*HOW TO COMPLETE THIS TASK:* Once you have read the entries below, repeat all of them exactly.

(Dataset items)
--------------------------------------------------

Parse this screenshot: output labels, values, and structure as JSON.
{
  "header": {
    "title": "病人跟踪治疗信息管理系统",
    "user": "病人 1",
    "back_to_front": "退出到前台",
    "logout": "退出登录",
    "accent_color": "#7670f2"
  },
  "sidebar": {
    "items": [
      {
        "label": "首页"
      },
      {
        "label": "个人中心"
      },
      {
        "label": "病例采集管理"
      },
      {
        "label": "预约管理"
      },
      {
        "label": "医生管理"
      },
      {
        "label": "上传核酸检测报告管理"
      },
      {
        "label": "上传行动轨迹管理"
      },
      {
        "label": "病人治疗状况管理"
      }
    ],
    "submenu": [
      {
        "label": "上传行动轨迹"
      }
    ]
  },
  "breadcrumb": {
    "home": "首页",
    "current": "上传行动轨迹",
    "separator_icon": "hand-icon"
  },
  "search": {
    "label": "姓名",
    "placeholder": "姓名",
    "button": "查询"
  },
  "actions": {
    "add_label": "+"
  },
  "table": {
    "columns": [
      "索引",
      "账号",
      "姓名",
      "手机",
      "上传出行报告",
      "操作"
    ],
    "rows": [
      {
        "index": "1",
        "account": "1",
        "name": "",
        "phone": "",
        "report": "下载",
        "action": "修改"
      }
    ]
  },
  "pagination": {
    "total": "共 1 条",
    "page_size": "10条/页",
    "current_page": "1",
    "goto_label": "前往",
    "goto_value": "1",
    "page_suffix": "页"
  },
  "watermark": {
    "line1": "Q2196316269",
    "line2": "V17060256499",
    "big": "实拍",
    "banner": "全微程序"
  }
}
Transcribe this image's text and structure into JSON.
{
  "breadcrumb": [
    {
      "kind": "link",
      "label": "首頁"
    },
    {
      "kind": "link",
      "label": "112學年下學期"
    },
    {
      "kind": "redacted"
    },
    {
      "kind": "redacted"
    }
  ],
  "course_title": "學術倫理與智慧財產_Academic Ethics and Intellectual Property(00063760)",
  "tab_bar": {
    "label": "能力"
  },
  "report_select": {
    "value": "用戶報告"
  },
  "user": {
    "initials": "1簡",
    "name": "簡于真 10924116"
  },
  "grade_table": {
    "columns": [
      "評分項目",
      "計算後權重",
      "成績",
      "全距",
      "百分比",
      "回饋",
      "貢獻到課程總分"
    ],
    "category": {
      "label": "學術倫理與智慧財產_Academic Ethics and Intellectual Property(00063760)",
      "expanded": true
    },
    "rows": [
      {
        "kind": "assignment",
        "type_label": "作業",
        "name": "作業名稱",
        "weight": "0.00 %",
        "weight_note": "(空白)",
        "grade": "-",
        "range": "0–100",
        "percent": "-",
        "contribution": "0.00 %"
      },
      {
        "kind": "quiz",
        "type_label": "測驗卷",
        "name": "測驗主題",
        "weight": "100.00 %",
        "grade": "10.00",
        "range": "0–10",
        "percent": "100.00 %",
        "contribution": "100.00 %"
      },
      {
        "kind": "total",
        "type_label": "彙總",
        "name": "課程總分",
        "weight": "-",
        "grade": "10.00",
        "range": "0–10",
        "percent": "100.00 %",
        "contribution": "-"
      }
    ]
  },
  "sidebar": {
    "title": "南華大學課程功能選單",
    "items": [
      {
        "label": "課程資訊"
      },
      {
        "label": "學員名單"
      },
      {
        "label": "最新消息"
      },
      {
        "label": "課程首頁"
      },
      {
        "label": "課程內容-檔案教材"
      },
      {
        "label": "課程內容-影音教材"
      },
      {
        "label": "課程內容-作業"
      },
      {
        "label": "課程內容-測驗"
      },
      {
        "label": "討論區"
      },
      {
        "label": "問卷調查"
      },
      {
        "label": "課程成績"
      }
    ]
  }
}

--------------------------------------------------

*FINISHED TASK:*
Parse this screenshot: output labels, values, and structure as JSON.
{
  "header": {
    "title": "病人跟踪治疗信息管理系统",
    "user": "病人 1",
    "back_to_front": "退出到前台",
    "logout": "退出登录",
    "accent_color": "#7670f2"
  },
  "sidebar": {
    "items": [
      {
        "label": "首页"
      },
      {
        "label": "个人中心"
      },
      {
        "label": "病例采集管理"
      },
      {
        "label": "预约管理"
      },
      {
        "label": "医生管理"
      },
      {
        "label": "上传核酸检测报告管理"
      },
      {
        "label": "上传行动轨迹管理"
      },
      {
        "label": "病人治疗状况管理"
      }
    ],
    "submenu": [
      {
        "label": "上传行动轨迹"
      }
    ]
  },
  "breadcrumb": {
    "home": "首页",
    "current": "上传行动轨迹",
    "separator_icon": "hand-icon"
  },
  "search": {
    "label": "姓名",
    "placeholder": "姓名",
    "button": "查询"
  },
  "actions": {
    "add_label": "+"
  },
  "table": {
    "columns": [
      "索引",
      "账号",
      "姓名",
      "手机",
      "上传出行报告",
      "操作"
    ],
    "rows": [
      {
        "index": "1",
        "account": "1",
        "name": "",
        "phone": "",
        "report": "下载",
        "action": "修改"
      }
    ]
  },
  "pagination": {
    "total": "共 1 条",
    "page_size": "10条/页",
    "current_page": "1",
    "goto_label": "前往",
    "goto_value": "1",
    "page_suffix": "页"
  },
  "watermark": {
    "line1": "Q2196316269",
    "line2": "V17060256499",
    "big": "实拍",
    "banner": "全微程序"
  }
}
Transcribe this image's text and structure into JSON.
{
  "breadcrumb": [
    {
      "kind": "link",
      "label": "首頁"
    },
    {
      "kind": "link",
      "label": "112學年下學期"
    },
    {
      "kind": "redacted"
    },
    {
      "kind": "redacted"
    }
  ],
  "course_title": "學術倫理與智慧財產_Academic Ethics and Intellectual Property(00063760)",
  "tab_bar": {
    "label": "能力"
  },
  "report_select": {
    "value": "用戶報告"
  },
  "user": {
    "initials": "1簡",
    "name": "簡于真 10924116"
  },
  "grade_table": {
    "columns": [
      "評分項目",
      "計算後權重",
      "成績",
      "全距",
      "百分比",
      "回饋",
      "貢獻到課程總分"
    ],
    "category": {
      "label": "學術倫理與智慧財產_Academic Ethics and Intellectual Property(00063760)",
      "expanded": true
    },
    "rows": [
      {
        "kind": "assignment",
        "type_label": "作業",
        "name": "作業名稱",
        "weight": "0.00 %",
        "weight_note": "(空白)",
        "grade": "-",
        "range": "0–100",
        "percent": "-",
        "contribution": "0.00 %"
      },
      {
        "kind": "quiz",
        "type_label": "測驗卷",
        "name": "測驗主題",
        "weight": "100.00 %",
        "grade": "10.00",
        "range": "0–10",
        "percent": "100.00 %",
        "contribution": "100.00 %"
      },
      {
        "kind": "total",
        "type_label": "彙總",
        "name": "課程總分",
        "weight": "-",
        "grade": "10.00",
        "range": "0–10",
        "percent": "100.00 %",
        "contribution": "-"
      }
    ]
  },
  "sidebar": {
    "title": "南華大學課程功能選單",
    "items": [
      {
        "label": "課程資訊"
      },
      {
        "label": "學員名單"
      },
      {
        "label": "最新消息"
      },
      {
        "label": "課程首頁"
      },
      {
        "label": "課程內容-檔案教材"
      },
      {
        "label": "課程內容-影音教材"
      },
      {
        "label": "課程內容-作業"
      },
      {
        "label": "課程內容-測驗"
      },
      {
        "label": "討論區"
      },
      {
        "label": "問卷調查"
      },
      {
        "label": "課程成績"
      }
    ]
  }
}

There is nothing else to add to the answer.